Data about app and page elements
● ● ● ●
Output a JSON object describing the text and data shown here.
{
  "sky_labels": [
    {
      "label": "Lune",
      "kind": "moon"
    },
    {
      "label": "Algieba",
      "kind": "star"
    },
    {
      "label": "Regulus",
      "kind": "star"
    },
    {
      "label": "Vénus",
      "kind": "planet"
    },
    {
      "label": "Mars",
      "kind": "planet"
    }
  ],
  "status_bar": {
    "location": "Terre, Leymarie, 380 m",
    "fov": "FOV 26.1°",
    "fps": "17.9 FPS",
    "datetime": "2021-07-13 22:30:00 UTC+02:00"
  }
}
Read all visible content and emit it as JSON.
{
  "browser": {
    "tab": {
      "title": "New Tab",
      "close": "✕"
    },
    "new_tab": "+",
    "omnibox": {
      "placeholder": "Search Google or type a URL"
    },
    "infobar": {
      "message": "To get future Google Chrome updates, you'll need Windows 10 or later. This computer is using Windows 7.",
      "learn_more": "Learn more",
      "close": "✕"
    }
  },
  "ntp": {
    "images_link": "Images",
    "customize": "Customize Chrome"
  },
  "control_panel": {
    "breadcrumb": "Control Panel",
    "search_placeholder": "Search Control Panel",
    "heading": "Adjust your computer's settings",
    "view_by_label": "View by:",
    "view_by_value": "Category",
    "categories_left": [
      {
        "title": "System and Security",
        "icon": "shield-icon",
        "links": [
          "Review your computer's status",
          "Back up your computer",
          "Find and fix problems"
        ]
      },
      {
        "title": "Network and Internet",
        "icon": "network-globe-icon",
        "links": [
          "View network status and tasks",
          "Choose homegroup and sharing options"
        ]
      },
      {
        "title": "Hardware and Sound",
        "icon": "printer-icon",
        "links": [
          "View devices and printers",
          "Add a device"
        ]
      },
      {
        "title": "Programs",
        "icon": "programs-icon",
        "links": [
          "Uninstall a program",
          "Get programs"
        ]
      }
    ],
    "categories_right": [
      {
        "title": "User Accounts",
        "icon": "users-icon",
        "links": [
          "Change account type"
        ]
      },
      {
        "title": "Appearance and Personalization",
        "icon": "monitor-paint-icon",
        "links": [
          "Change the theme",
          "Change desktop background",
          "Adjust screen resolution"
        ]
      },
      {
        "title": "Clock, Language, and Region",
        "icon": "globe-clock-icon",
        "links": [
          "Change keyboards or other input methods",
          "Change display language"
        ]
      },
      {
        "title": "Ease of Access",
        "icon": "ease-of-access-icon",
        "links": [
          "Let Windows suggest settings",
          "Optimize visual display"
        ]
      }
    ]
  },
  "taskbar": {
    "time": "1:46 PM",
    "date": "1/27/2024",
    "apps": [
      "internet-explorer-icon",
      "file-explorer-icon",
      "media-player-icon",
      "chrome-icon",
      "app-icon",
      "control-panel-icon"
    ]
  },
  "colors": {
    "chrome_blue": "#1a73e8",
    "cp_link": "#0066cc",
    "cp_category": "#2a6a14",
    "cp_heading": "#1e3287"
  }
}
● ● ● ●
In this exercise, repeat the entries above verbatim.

> _ANSWER FOR THIS EXERCISE_:
Output a JSON object describing the text and data shown here.
{
  "sky_labels": [
    {
      "label": "Lune",
      "kind": "moon"
    },
    {
      "label": "Algieba",
      "kind": "star"
    },
    {
      "label": "Regulus",
      "kind": "star"
    },
    {
      "label": "Vénus",
      "kind": "planet"
    },
    {
      "label": "Mars",
      "kind": "planet"
    }
  ],
  "status_bar": {
    "location": "Terre, Leymarie, 380 m",
    "fov": "FOV 26.1°",
    "fps": "17.9 FPS",
    "datetime": "2021-07-13 22:30:00 UTC+02:00"
  }
}
Read all visible content and emit it as JSON.
{
  "browser": {
    "tab": {
      "title": "New Tab",
      "close": "✕"
    },
    "new_tab": "+",
    "omnibox": {
      "placeholder": "Search Google or type a URL"
    },
    "infobar": {
      "message": "To get future Google Chrome updates, you'll need Windows 10 or later. This computer is using Windows 7.",
      "learn_more": "Learn more",
      "close": "✕"
    }
  },
  "ntp": {
    "images_link": "Images",
    "customize": "Customize Chrome"
  },
  "control_panel": {
    "breadcrumb": "Control Panel",
    "search_placeholder": "Search Control Panel",
    "heading": "Adjust your computer's settings",
    "view_by_label": "View by:",
    "view_by_value": "Category",
    "categories_left": [
      {
        "title": "System and Security",
        "icon": "shield-icon",
        "links": [
          "Review your computer's status",
          "Back up your computer",
          "Find and fix problems"
        ]
      },
      {
        "title": "Network and Internet",
        "icon": "network-globe-icon",
        "links": [
          "View network status and tasks",
          "Choose homegroup and sharing options"
        ]
      },
      {
        "title": "Hardware and Sound",
        "icon": "printer-icon",
        "links": [
          "View devices and printers",
          "Add a device"
        ]
      },
      {
        "title": "Programs",
        "icon": "programs-icon",
        "links": [
          "Uninstall a program",
          "Get programs"
        ]
      }
    ],
    "categories_right": [
      {
        "title": "User Accounts",
        "icon": "users-icon",
        "links": [
          "Change account type"
        ]
      },
      {
        "title": "Appearance and Personalization",
        "icon": "monitor-paint-icon",
        "links": [
          "Change the theme",
          "Change desktop background",
          "Adjust screen resolution"
        ]
      },
      {
        "title": "Clock, Language, and Region",
        "icon": "globe-clock-icon",
        "links": [
          "Change keyboards or other input methods",
          "Change display language"
        ]
      },
      {
        "title": "Ease of Access",
        "icon": "ease-of-access-icon",
        "links": [
          "Let Windows suggest settings",
          "Optimize visual display"
        ]
      }
    ]
  },
  "taskbar": {
    "time": "1:46 PM",
    "date": "1/27/2024",
    "apps": [
      "internet-explorer-icon",
      "file-explorer-icon",
      "media-player-icon",
      "chrome-icon",
      "app-icon",
      "control-panel-icon"
    ]
  },
  "colors": {
    "chrome_blue": "#1a73e8",
    "cp_link": "#0066cc",
    "cp_category": "#2a6a14",
    "cp_heading": "#1e3287"
  }
}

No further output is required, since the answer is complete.